• **ASSIGNED TASK**
Whenever the word "info" turns up in a line below, that line should be copied.

• **SUPPLIED DATA**
★ ★ ★

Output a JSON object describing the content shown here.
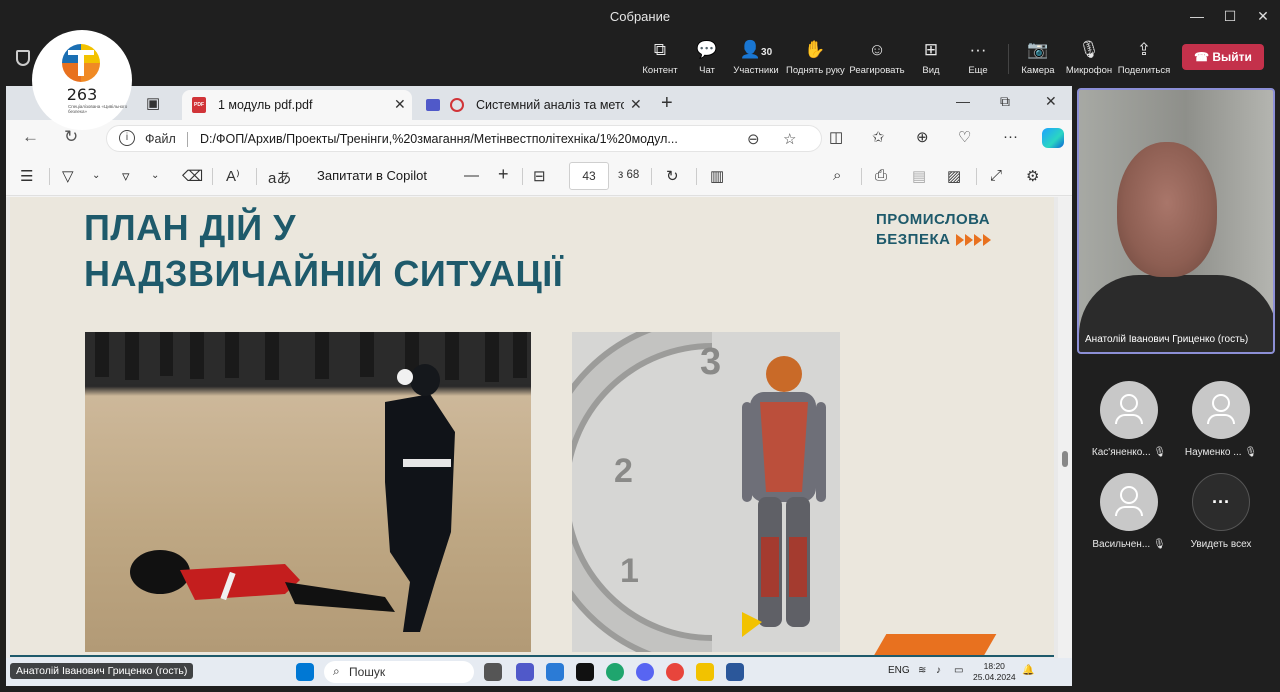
{
  "window": {
    "title": "Собрание",
    "minimize": "—",
    "maximize": "☐",
    "close": "✕"
  },
  "toolbar": {
    "items": [
      {
        "label": "Контент",
        "icon": "share-screen-icon",
        "glyph": "⧉"
      },
      {
        "label": "Чат",
        "icon": "chat-icon",
        "glyph": "💬"
      },
      {
        "label": "Участники",
        "icon": "people-icon",
        "glyph": "👤",
        "count": "30"
      },
      {
        "label": "Поднять руку",
        "icon": "raise-hand-icon",
        "glyph": "✋"
      },
      {
        "label": "Реагировать",
        "icon": "react-icon",
        "glyph": "☺"
      },
      {
        "label": "Вид",
        "icon": "view-icon",
        "glyph": "⊞"
      },
      {
        "label": "Еще",
        "icon": "more-icon",
        "glyph": "···"
      },
      {
        "label": "Камера",
        "icon": "camera-off-icon",
        "glyph": "📷"
      },
      {
        "label": "Микрофон",
        "icon": "mic-off-icon",
        "glyph": "🎙"
      },
      {
        "label": "Поделиться",
        "icon": "share-icon",
        "glyph": "⇪"
      }
    ],
    "leave_label": "Выйти",
    "accent": "#c4314b"
  },
  "logo": {
    "number": "263",
    "subtitle": "Спеціалізована «Цивільного безпека»"
  },
  "browser": {
    "tabs": [
      {
        "label": "1 модуль pdf.pdf",
        "active": true
      },
      {
        "label": "Системний аналіз та метод",
        "active": false
      }
    ],
    "new_tab": "+",
    "address": {
      "scheme_label": "Файл",
      "url": "D:/ФОП/Архив/Проекты/Тренінги,%20змагання/Метінвестполітехніка/1%20модул..."
    }
  },
  "pdf": {
    "ask_copilot": "Запитати в Copilot",
    "page_current": "43",
    "page_total": "з 68",
    "zoom_minus": "—",
    "zoom_plus": "+"
  },
  "slide": {
    "title_line1": "ПЛАН ДІЙ У",
    "title_line2": "НАДЗВИЧАЙНІЙ СИТУАЦІЇ",
    "brand_line1": "ПРОМИСЛОВА",
    "brand_line2": "БЕЗПЕКА",
    "title_color": "#1e5a6b",
    "accent_color": "#e8711f",
    "diagram_numbers": [
      "3",
      "2",
      "1"
    ]
  },
  "taskbar": {
    "presenter_label": "Анатолій Іванович Гриценко (гость)",
    "search_placeholder": "Пошук",
    "lang": "ENG",
    "time": "18:20",
    "date": "25.04.2024"
  },
  "participants": {
    "video_name": "Анатолій Іванович Гриценко (гость)",
    "tiles": [
      {
        "name": "Кас'яненко..."
      },
      {
        "name": "Науменко ..."
      },
      {
        "name": "Васильчен..."
      },
      {
        "name": "Увидеть всех"
      }
    ]
  }
}
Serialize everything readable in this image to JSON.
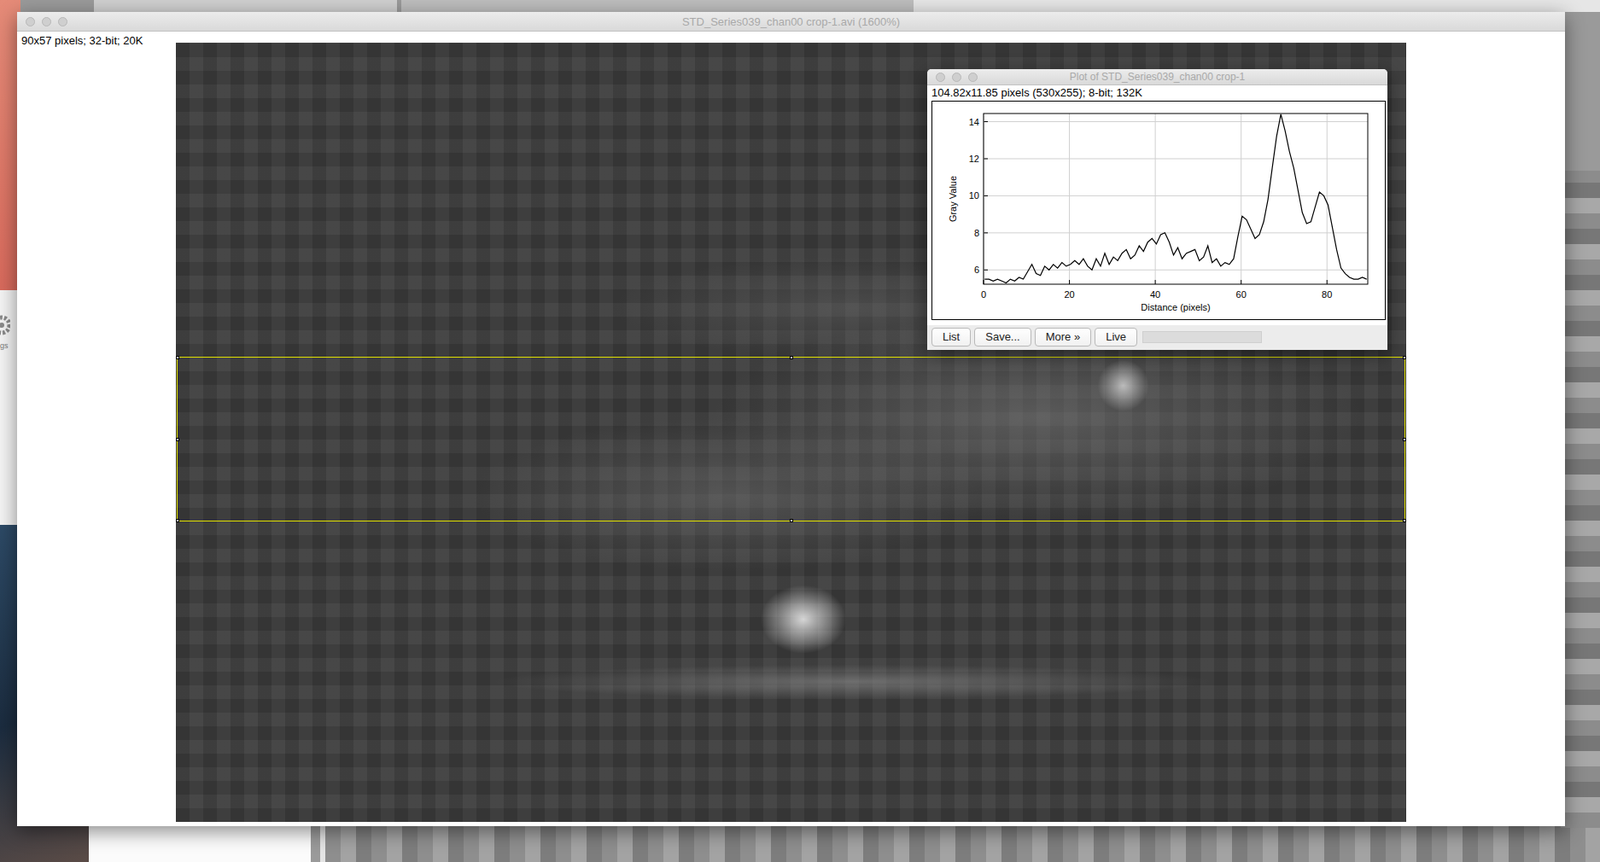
{
  "window": {
    "title": "STD_Series039_chan00 crop-1.avi (1600%)",
    "info": "90x57 pixels; 32-bit; 20K"
  },
  "plot_window": {
    "title": "Plot of STD_Series039_chan00 crop-1",
    "info": "104.82x11.85 pixels (530x255); 8-bit; 132K",
    "chart": {
      "y_label": "Gray Value",
      "x_label": "Distance (pixels)",
      "y_ticks": [
        "6",
        "8",
        "10",
        "12",
        "14"
      ],
      "x_ticks": [
        "0",
        "20",
        "40",
        "60",
        "80"
      ],
      "series": [
        {
          "name": "profile",
          "values": [
            5.5,
            5.5,
            5.4,
            5.5,
            5.4,
            5.3,
            5.5,
            5.4,
            5.6,
            5.5,
            5.9,
            6.3,
            5.8,
            5.7,
            6.2,
            6.0,
            6.3,
            6.1,
            6.4,
            6.2,
            6.3,
            6.5,
            6.3,
            6.6,
            6.2,
            6.0,
            6.6,
            6.2,
            6.9,
            6.3,
            6.7,
            6.5,
            6.9,
            7.1,
            6.6,
            6.8,
            7.3,
            7.0,
            7.5,
            7.7,
            7.4,
            7.9,
            8.0,
            7.5,
            6.8,
            7.2,
            6.6,
            6.9,
            7.0,
            7.1,
            6.5,
            6.7,
            7.3,
            6.4,
            6.6,
            6.2,
            6.4,
            6.3,
            6.6,
            7.8,
            8.9,
            8.7,
            8.2,
            7.7,
            7.9,
            8.6,
            9.8,
            11.5,
            13.2,
            14.4,
            13.5,
            12.4,
            11.5,
            10.3,
            9.1,
            8.5,
            8.6,
            9.4,
            10.2,
            10.0,
            9.5,
            8.3,
            7.1,
            6.1,
            5.8,
            5.6,
            5.5,
            5.5,
            5.6,
            5.5
          ]
        }
      ]
    },
    "buttons": [
      "List",
      "Save...",
      "More »",
      "Live"
    ],
    "progress": {
      "level": 0
    }
  },
  "desktop": {
    "partial_label": "gs"
  }
}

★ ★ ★

• **WORKED SOLUTION**
    "info": "90x57 pixels; 32-bit; 20K"
    "info": "104.82x11.85 pixels (530x255); 8-bit; 132K",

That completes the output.